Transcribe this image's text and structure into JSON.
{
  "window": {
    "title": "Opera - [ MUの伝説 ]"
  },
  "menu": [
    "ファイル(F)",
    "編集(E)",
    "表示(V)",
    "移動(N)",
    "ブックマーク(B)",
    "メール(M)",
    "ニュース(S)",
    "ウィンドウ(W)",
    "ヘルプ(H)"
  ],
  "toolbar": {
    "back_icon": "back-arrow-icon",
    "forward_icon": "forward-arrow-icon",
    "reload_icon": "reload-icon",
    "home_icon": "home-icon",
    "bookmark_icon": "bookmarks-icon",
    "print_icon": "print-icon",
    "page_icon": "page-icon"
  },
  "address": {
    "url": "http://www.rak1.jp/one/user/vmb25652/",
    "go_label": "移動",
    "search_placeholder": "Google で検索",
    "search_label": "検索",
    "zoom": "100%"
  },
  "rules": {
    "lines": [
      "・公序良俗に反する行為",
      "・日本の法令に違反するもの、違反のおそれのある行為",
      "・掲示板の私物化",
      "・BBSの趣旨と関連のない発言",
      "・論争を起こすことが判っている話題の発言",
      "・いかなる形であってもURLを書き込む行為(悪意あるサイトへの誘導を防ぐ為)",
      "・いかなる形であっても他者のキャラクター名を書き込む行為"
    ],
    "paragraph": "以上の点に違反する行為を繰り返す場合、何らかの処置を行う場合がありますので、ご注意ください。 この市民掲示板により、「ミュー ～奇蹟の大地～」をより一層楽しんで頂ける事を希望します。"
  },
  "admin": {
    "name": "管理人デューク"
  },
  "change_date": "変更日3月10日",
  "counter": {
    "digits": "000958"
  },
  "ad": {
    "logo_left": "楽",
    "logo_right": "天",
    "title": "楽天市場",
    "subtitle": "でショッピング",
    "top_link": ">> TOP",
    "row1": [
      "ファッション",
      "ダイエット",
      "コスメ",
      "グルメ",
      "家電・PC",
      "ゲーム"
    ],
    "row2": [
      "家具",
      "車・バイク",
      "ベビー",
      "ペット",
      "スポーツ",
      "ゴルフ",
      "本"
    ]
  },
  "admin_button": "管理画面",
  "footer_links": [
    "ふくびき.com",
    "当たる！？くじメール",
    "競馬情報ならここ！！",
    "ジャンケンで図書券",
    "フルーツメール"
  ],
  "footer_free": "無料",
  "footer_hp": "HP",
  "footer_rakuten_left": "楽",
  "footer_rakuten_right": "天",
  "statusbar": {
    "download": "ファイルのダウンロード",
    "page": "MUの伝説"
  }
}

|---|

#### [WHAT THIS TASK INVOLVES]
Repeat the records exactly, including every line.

#### [COMPLETED TASK]
Transcribe this image's text and structure into JSON.
{
  "window": {
    "title": "Opera - [ MUの伝説 ]"
  },
  "menu": [
    "ファイル(F)",
    "編集(E)",
    "表示(V)",
    "移動(N)",
    "ブックマーク(B)",
    "メール(M)",
    "ニュース(S)",
    "ウィンドウ(W)",
    "ヘルプ(H)"
  ],
  "toolbar": {
    "back_icon": "back-arrow-icon",
    "forward_icon": "forward-arrow-icon",
    "reload_icon": "reload-icon",
    "home_icon": "home-icon",
    "bookmark_icon": "bookmarks-icon",
    "print_icon": "print-icon",
    "page_icon": "page-icon"
  },
  "address": {
    "url": "http://www.rak1.jp/one/user/vmb25652/",
    "go_label": "移動",
    "search_placeholder": "Google で検索",
    "search_label": "検索",
    "zoom": "100%"
  },
  "rules": {
    "lines": [
      "・公序良俗に反する行為",
      "・日本の法令に違反するもの、違反のおそれのある行為",
      "・掲示板の私物化",
      "・BBSの趣旨と関連のない発言",
      "・論争を起こすことが判っている話題の発言",
      "・いかなる形であってもURLを書き込む行為(悪意あるサイトへの誘導を防ぐ為)",
      "・いかなる形であっても他者のキャラクター名を書き込む行為"
    ],
    "paragraph": "以上の点に違反する行為を繰り返す場合、何らかの処置を行う場合がありますので、ご注意ください。 この市民掲示板により、「ミュー ～奇蹟の大地～」をより一層楽しんで頂ける事を希望します。"
  },
  "admin": {
    "name": "管理人デューク"
  },
  "change_date": "変更日3月10日",
  "counter": {
    "digits": "000958"
  },
  "ad": {
    "logo_left": "楽",
    "logo_right": "天",
    "title": "楽天市場",
    "subtitle": "でショッピング",
    "top_link": ">> TOP",
    "row1": [
      "ファッション",
      "ダイエット",
      "コスメ",
      "グルメ",
      "家電・PC",
      "ゲーム"
    ],
    "row2": [
      "家具",
      "車・バイク",
      "ベビー",
      "ペット",
      "スポーツ",
      "ゴルフ",
      "本"
    ]
  },
  "admin_button": "管理画面",
  "footer_links": [
    "ふくびき.com",
    "当たる！？くじメール",
    "競馬情報ならここ！！",
    "ジャンケンで図書券",
    "フルーツメール"
  ],
  "footer_free": "無料",
  "footer_hp": "HP",
  "footer_rakuten_left": "楽",
  "footer_rakuten_right": "天",
  "statusbar": {
    "download": "ファイルのダウンロード",
    "page": "MUの伝説"
  }
}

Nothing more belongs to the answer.